(Component data from apps and pages)
= Beginning of Section =
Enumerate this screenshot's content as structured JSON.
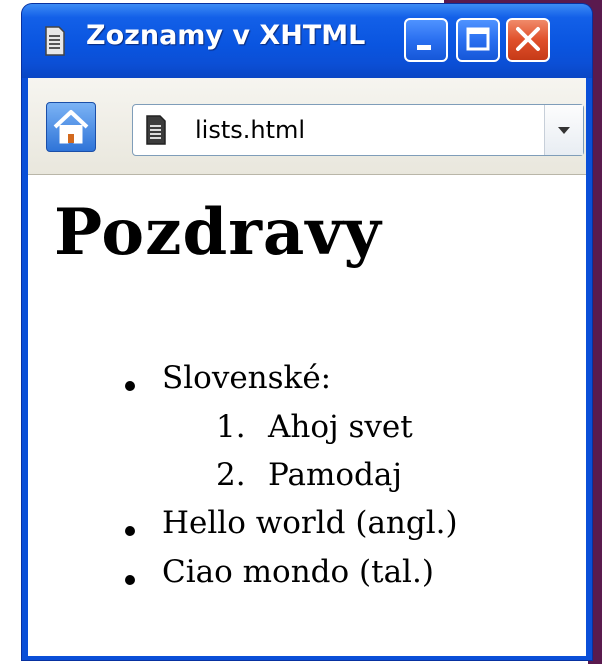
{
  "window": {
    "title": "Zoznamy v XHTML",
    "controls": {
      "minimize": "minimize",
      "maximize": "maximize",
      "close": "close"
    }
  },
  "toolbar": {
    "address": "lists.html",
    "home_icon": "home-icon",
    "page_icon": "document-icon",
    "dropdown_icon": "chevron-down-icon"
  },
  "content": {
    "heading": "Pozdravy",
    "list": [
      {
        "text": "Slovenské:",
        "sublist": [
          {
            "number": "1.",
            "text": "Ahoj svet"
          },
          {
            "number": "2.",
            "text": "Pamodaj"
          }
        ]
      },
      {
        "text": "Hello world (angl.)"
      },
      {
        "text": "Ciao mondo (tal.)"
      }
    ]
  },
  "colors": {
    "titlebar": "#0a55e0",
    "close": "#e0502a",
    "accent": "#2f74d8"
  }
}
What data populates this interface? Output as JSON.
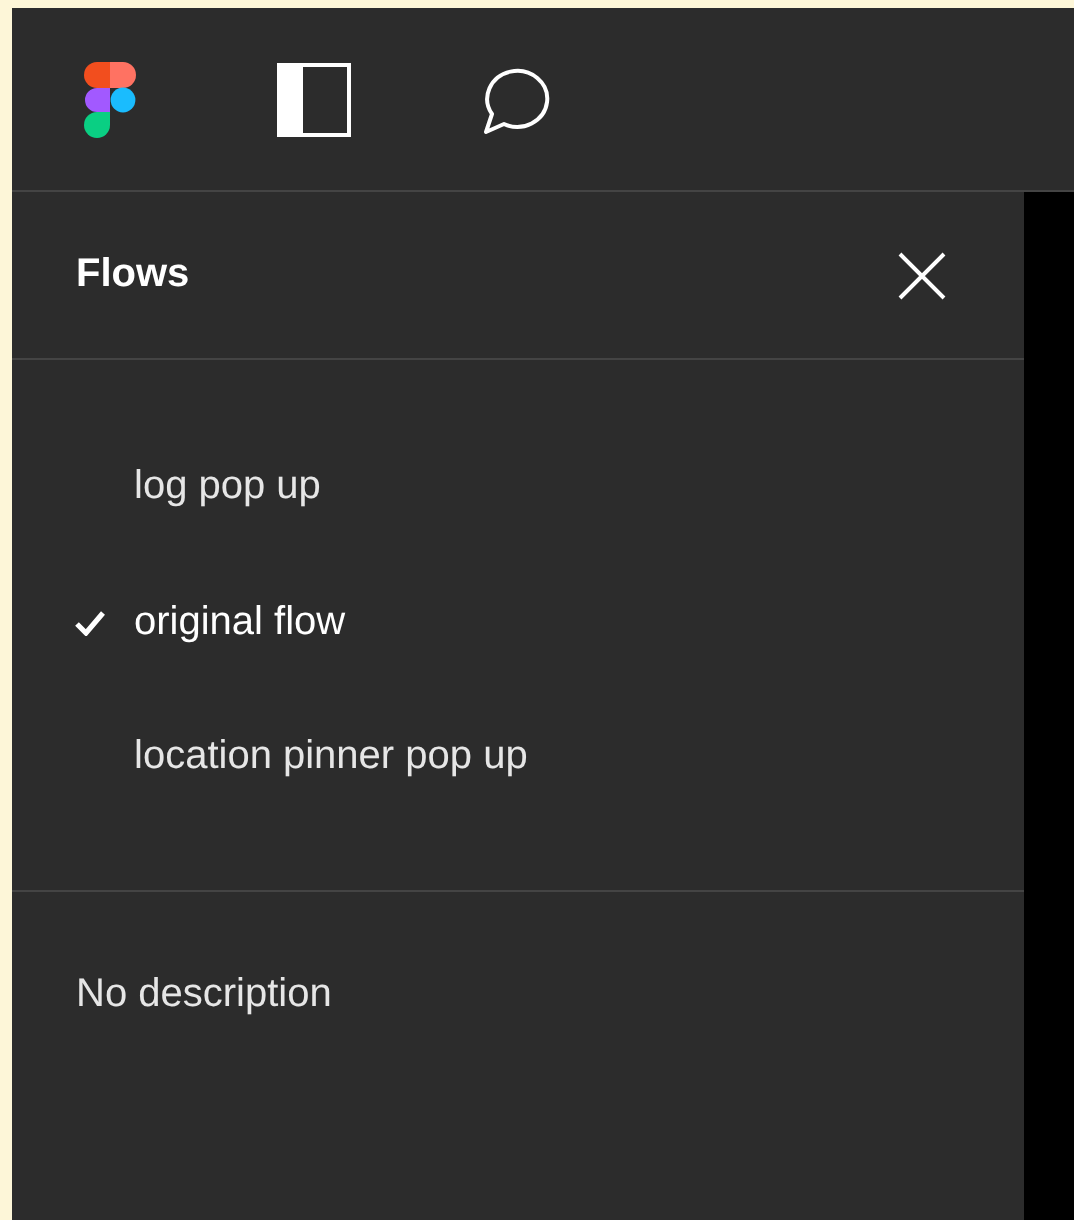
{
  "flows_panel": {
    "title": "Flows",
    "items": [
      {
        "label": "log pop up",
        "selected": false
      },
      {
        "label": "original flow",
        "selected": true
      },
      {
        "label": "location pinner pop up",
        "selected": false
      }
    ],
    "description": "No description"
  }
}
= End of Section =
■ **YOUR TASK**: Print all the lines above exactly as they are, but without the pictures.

■ **EXERCISE RESPONSE**:
Enumerate this screenshot's content as structured JSON.
{
  "window": {
    "title": "Zoznamy v XHTML",
    "controls": {
      "minimize": "minimize",
      "maximize": "maximize",
      "close": "close"
    }
  },
  "toolbar": {
    "address": "lists.html",
    "home_icon": "home-icon",
    "page_icon": "document-icon",
    "dropdown_icon": "chevron-down-icon"
  },
  "content": {
    "heading": "Pozdravy",
    "list": [
      {
        "text": "Slovenské:",
        "sublist": [
          {
            "number": "1.",
            "text": "Ahoj svet"
          },
          {
            "number": "2.",
            "text": "Pamodaj"
          }
        ]
      },
      {
        "text": "Hello world (angl.)"
      },
      {
        "text": "Ciao mondo (tal.)"
      }
    ]
  },
  "colors": {
    "titlebar": "#0a55e0",
    "close": "#e0502a",
    "accent": "#2f74d8"
  }
}
What data populates this interface? Output as JSON.
{
  "flows_panel": {
    "title": "Flows",
    "items": [
      {
        "label": "log pop up",
        "selected": false
      },
      {
        "label": "original flow",
        "selected": true
      },
      {
        "label": "location pinner pop up",
        "selected": false
      }
    ],
    "description": "No description"
  }
}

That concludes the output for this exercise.